Asterix's full hospital includes a trauma surgery. Photo: Sandy McClearn.
Asterix is as impressive on the outside as she is on the inside.

The view from atop the bridge provides a clear sense of perspective and shows how much bigger Asterix is compared to her surface combatant fleet mates. Photo: Sandy McClearn.

HMCS MONTREAL alongside for a fuel transfer. Photo: Sandy McClearn.


Currently fitted with mountings for .50 calibre machine guns, the two aft corners of the superstructure can also accommodate, if desired, the RCN's Phalanx 20mm CIWS. Photo: Sandy McClearn.


Asterix's large helicopter deck can land a CH-147F Chinook, and the twin hangars can each accommodate a CH-148 Cyclone maritime helicopter. Photo: Sandy McClearn.

Asterix has two hangars, each capable of accommodating a CH-148 Cyclone helicopter. Photo: Sandy McClearn.


As with previous RCN supply vessels, the NATO compliant replenishment-at-sea system was designed and built in Canada. Photo: Sandy McClearn. 

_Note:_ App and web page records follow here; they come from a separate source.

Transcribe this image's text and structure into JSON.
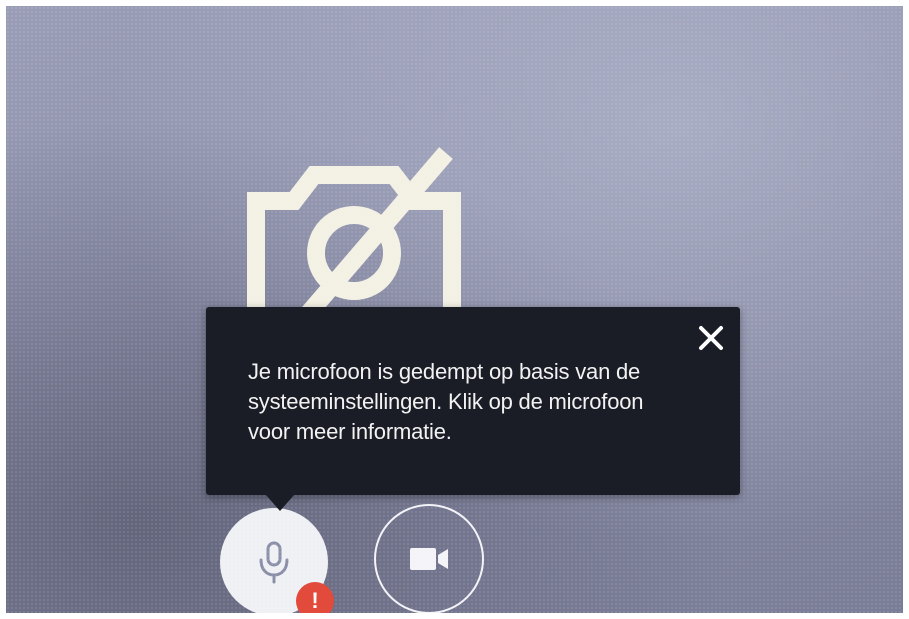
{
  "notification": {
    "message": "Je microfoon is gedempt op basis van de systeeminstellingen. Klik op de microfoon voor meer informatie."
  },
  "controls": {
    "mic_alert_badge": "!"
  },
  "icons": {
    "camera_off": "camera-off-icon",
    "close": "close-icon",
    "microphone": "microphone-icon",
    "video_camera": "video-camera-icon"
  },
  "colors": {
    "tooltip_background": "#1a1c26",
    "alert_badge": "#e24a3b",
    "mic_button_background": "#eef0f4",
    "icon_cream": "#f3f0e4"
  }
}
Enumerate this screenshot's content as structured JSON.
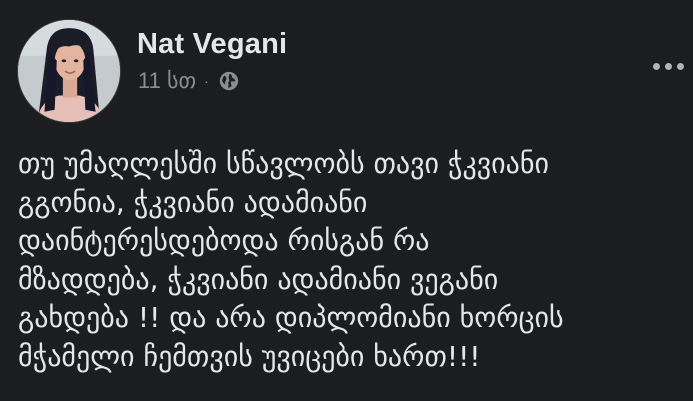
{
  "post": {
    "author": "Nat Vegani",
    "timestamp": "11 სთ",
    "separator": "·",
    "privacy_icon": "globe-icon",
    "more_icon": "more-options-icon",
    "text": "თუ უმაღლესში სწავლობს თავი ჭკვიანი\nგგონია, ჭკვიანი ადამიანი\nდაინტერესდებოდა რისგან რა\nმზადდება, ჭკვიანი ადამიანი ვეგანი\nგახდება !! და არა დიპლომიანი ხორცის\nმჭამელი ჩემთვის უვიცები ხართ!!!"
  },
  "colors": {
    "background": "#1c1d1f",
    "primary_text": "#e4e6eb",
    "secondary_text": "#8a8d91"
  }
}
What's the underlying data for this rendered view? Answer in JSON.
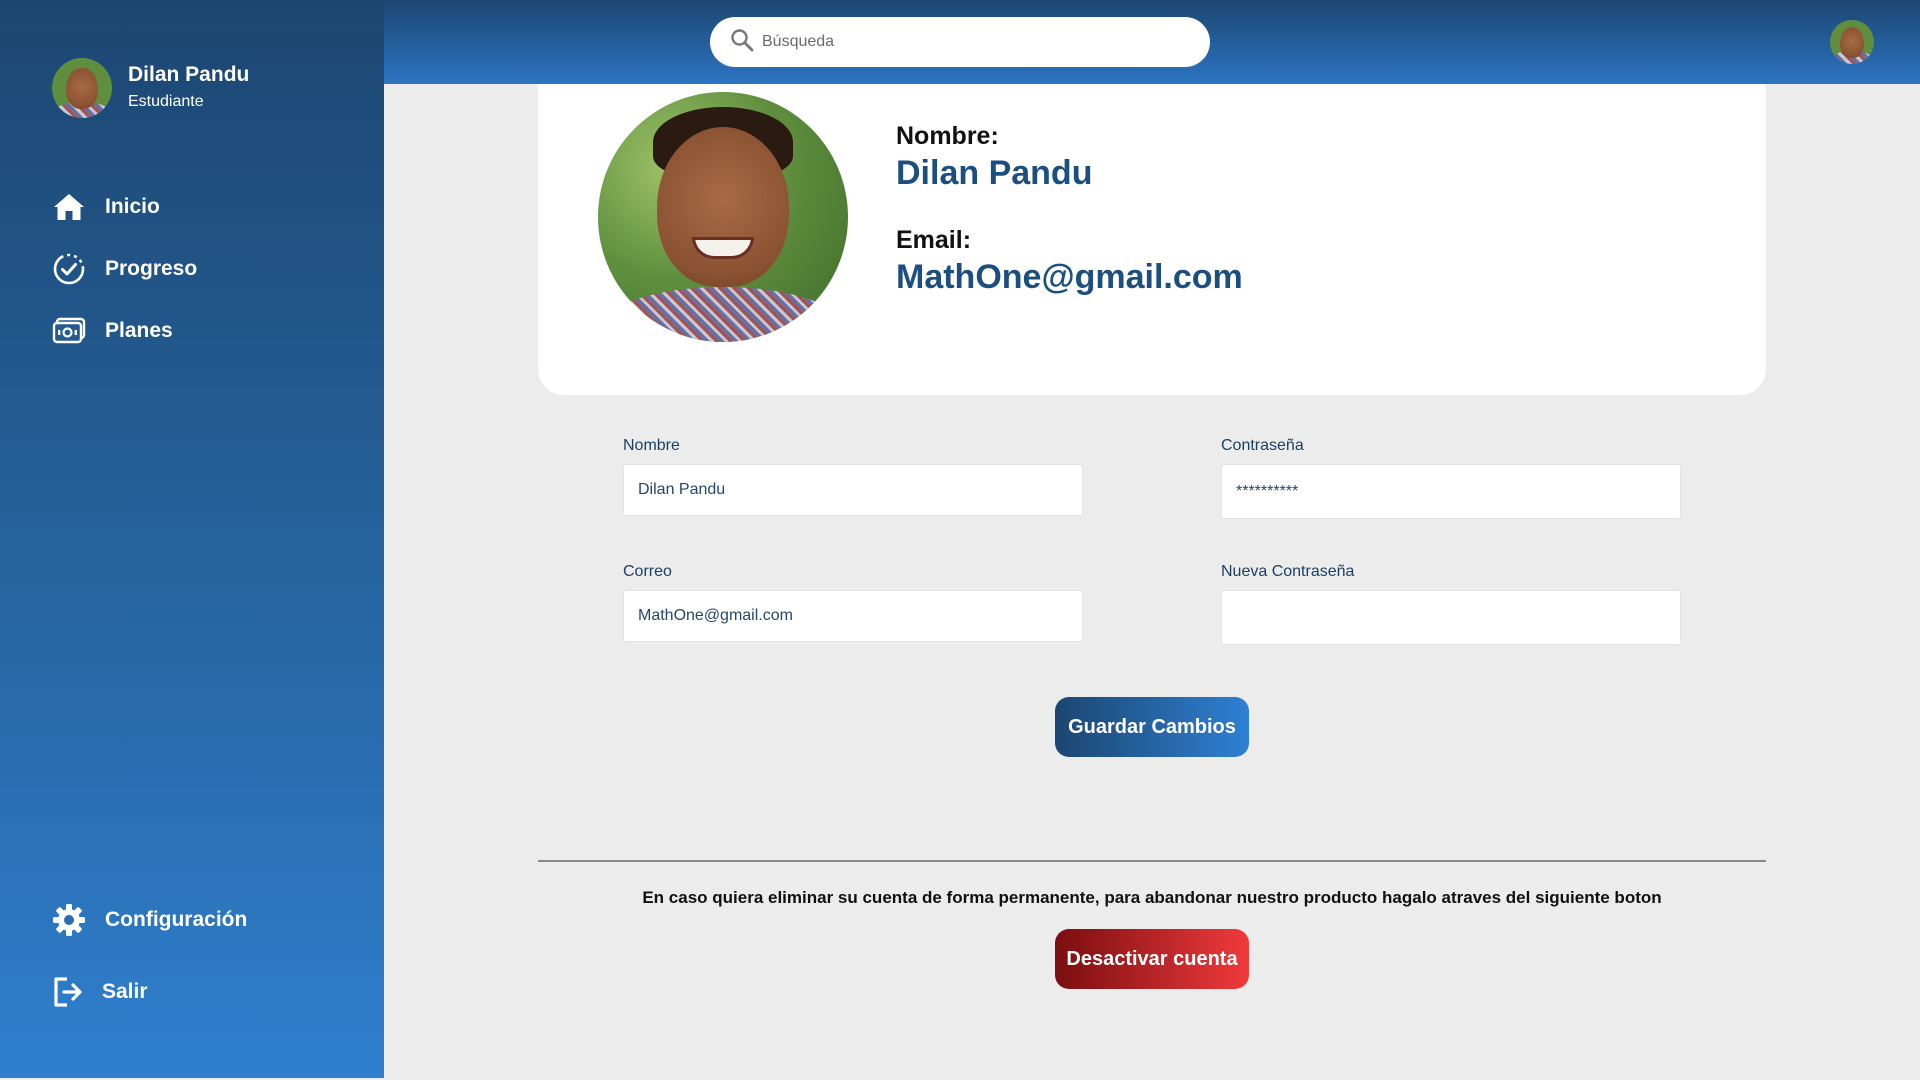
{
  "sidebar": {
    "user": {
      "name": "Dilan Pandu",
      "role": "Estudiante"
    },
    "items": [
      {
        "label": "Inicio",
        "icon": "home-icon"
      },
      {
        "label": "Progreso",
        "icon": "progress-check-icon"
      },
      {
        "label": "Planes",
        "icon": "money-bill-icon"
      }
    ],
    "bottom_items": [
      {
        "label": "Configuración",
        "icon": "gear-icon"
      },
      {
        "label": "Salir",
        "icon": "logout-icon"
      }
    ]
  },
  "topbar": {
    "search_placeholder": "Búsqueda"
  },
  "profile_card": {
    "name_label": "Nombre:",
    "name_value": "Dilan Pandu",
    "email_label": "Email:",
    "email_value": "MathOne@gmail.com"
  },
  "form": {
    "nombre_label": "Nombre",
    "nombre_value": "Dilan Pandu",
    "contrasena_label": "Contraseña",
    "contrasena_value": "**********",
    "correo_label": "Correo",
    "correo_value": "MathOne@gmail.com",
    "nueva_contrasena_label": "Nueva Contraseña",
    "nueva_contrasena_value": "",
    "save_label": "Guardar Cambios"
  },
  "danger_zone": {
    "warning_text": "En caso quiera eliminar su cuenta de forma permanente, para abandonar nuestro producto hagalo atraves del siguiente boton",
    "delete_label": "Desactivar cuenta"
  },
  "colors": {
    "sidebar_top": "#1c4671",
    "sidebar_bottom": "#2f7fce",
    "accent_text": "#1c4f80",
    "danger": "#e02a2c"
  }
}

In addition to two RAS observation positions on the superstructure, the RAS control cab on the forward deck is fitted with four individual control stations, one for each RAS station. Photo: Sandy McClearn.


Asterix boasts the tallest superstructure to ever serve in the RCN. Photo: Sandy McClearn.

Two large knuckle-boom cranes at the bow can lift between 15 and 30 tonnes, depending on the boom configuration. Photo: Sandy McClearn.

Asterix arriving in Halifax for the first time in December 2017. Photo: Sandy McClearn.

Asterix returning to Halifax from sea trials at sunrise. Photo: Sandy McClearn.
Asterix taking on fuel from bunkering tanker Algoma Dartmouth.

Asterix returning to Halifax from sea trials at sunrise. Photo: Sandy McClearn.

Asterix alongside in HMC Dockyard, Halifax. Photo: Sandy McClearn.

Size comparison between Asterix and HMCS TORONTO alongside in HMC Dockyard.

One of Asterix's 15t/30t knuckle-boom cranes in use.


 Asterix carries three boats per side, including a fully enclosed lifeboat and two smaller craft.

Asterix has been fitted with a new retractable bow thruster to allow her to maneuver in confined spaces without tugs.

The bottom line is that I found Asterix to be an impressive ship. With only two new purpose-built replenishment vessels slated to be built under the government's shipbuilding strategy, I personally think it would be a shame not to keep Asterix after the 5-year lease is complete. Naval ships are constantly rotating in and out of refit and maintenance cycles, and a third ship is necessary to mitigate the risk of a ship not being available when the Navy needs it most. And Asterix, with her HADR features and NATO conforming number of refueling stations (the latter of which the new ships scheduled to be built on the West Coast will not have), just seems too useful not to keep in service.